A happy-go-lucky youngster (Silambarasan) falls in love with his sister Mythri's best friend Leela (Manjima Mohan), who comes from Mumbai, to stay with them.
Leela is extremely passionate about travelling, and joins the hero's road trip, without informing anyone. But an unexpected incident turns their lives upside down. How the duo handles the situation, forms the crux of the story.
Read about the performances and technical aspects, below....
It is truly remarkable that how Silambarasan transforms into a balanced actor, when he is working with Gautham. The actor has surely delivered an impressive, controlled performance as the leading man of AYM.

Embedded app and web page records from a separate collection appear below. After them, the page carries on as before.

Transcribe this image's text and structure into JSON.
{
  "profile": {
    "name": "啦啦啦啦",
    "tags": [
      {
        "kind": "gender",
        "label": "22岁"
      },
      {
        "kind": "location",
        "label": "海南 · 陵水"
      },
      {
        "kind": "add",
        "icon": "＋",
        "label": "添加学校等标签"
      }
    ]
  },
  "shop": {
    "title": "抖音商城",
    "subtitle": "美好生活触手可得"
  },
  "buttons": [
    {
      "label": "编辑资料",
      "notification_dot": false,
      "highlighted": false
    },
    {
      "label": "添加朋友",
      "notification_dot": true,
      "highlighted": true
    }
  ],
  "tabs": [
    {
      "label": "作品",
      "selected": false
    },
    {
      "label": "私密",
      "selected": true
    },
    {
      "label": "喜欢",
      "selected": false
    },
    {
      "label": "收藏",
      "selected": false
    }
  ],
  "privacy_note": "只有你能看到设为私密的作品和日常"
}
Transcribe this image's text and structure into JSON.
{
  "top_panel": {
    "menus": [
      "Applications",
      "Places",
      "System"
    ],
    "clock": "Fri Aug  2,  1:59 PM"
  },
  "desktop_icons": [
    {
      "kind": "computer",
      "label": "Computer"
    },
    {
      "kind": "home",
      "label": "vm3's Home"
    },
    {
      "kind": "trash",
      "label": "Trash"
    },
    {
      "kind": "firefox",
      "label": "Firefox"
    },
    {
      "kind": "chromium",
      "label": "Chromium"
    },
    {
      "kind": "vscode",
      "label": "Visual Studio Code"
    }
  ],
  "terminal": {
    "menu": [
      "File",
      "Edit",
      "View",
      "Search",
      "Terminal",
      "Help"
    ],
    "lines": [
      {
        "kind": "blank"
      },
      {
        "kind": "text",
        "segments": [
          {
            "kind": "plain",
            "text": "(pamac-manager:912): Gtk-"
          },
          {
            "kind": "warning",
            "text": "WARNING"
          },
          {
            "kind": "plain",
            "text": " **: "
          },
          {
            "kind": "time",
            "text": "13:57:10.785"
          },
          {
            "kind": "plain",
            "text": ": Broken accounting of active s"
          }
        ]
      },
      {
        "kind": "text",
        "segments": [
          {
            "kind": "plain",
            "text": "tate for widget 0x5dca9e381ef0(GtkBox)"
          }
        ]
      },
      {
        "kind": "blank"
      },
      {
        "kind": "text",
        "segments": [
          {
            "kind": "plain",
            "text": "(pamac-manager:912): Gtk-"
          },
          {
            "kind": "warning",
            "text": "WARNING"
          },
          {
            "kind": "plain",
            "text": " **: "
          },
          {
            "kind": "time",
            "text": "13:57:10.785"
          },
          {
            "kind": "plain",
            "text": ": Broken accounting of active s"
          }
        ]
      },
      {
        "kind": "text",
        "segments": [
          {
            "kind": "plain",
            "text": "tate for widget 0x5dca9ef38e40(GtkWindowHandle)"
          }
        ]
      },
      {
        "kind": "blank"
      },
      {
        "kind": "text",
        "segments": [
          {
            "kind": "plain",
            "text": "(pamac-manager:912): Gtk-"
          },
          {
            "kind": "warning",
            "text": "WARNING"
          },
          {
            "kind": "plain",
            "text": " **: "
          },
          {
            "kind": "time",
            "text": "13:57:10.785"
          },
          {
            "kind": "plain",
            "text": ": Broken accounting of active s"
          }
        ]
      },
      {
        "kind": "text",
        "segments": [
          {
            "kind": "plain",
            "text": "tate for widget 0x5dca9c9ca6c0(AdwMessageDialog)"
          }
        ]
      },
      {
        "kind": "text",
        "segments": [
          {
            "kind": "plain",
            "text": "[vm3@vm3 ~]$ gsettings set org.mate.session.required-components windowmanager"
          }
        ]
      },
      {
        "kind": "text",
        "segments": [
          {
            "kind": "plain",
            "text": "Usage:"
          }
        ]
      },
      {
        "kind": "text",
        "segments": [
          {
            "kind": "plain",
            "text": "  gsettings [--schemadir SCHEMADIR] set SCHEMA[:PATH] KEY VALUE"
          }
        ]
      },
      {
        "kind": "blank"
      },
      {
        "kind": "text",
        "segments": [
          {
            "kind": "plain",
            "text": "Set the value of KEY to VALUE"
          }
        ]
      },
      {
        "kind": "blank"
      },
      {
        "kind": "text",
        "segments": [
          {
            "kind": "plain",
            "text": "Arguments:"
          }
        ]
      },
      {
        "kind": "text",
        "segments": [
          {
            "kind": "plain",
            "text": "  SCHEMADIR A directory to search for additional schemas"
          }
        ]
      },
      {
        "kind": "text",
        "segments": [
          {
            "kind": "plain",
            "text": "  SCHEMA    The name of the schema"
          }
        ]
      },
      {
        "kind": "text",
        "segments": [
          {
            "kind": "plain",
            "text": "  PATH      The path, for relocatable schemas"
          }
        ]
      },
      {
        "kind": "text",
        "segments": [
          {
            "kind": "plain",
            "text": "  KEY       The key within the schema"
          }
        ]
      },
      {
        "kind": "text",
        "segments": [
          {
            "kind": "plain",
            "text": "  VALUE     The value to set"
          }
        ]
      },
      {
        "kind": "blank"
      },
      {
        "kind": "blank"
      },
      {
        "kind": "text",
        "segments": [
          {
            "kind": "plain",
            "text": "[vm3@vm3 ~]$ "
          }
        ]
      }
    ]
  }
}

Manjima Mohan As Leela
Manjima makes a decent debut in Tamil, with her decent performance and charming screen presence in AYM. But her character gets sidelined and loses its charm in the second half, which is an out-and-out Silambarasan show.
Script & Direction: Gautham Menon
Writer-director Gautham Menon disappoints with this love story, which has forcefully been turned into a thriller. The director tends to repeat himself at several points in the movie, which loses its charm completely in the second half.
Music: AR Rahman
AR Rahman once again creates magic with his exceptionally brilliant songs, which lightens up the first half. His BGM completely goes hand-in-hand with both the lighter and darker portions of the film.
Cinematography: Dan Macarthur
Australian cinematographer Dan Macarthur, who has earlier teamed up with Gautham for Yennai Arindhaal, makes a mark once again with his classy visualization.
Baba Sehgal, who essays the antagonist, has delivered a decent performance. But the rest of the star cast, including Daniel Balaji and Satheesh are wasted in their minimal roles.
Anthony Gonsalves's editing is not up to the mark as the movie loses its grip at several points, in the second half. Silva deserves a special mention for his brilliant action choreography.
AYM turns out to be Gautham Menon's unsuccessful attempt to turn a smoothly flowing love story into an edge-of-the-seat thriller. The first half is quite entertaining with the charming romantic sequences and some beautiful songs.
It is truly remarkable that all the songs are well-picturised, even though the director repeats his old style again and again. The stretched second half and rushed, vague climax kills the little charm created by the breezy, light-hearted first half.
A disappointing experience for the Gautham Menon fans who expect another classic. But, it is a one-time watch for the normal audiences.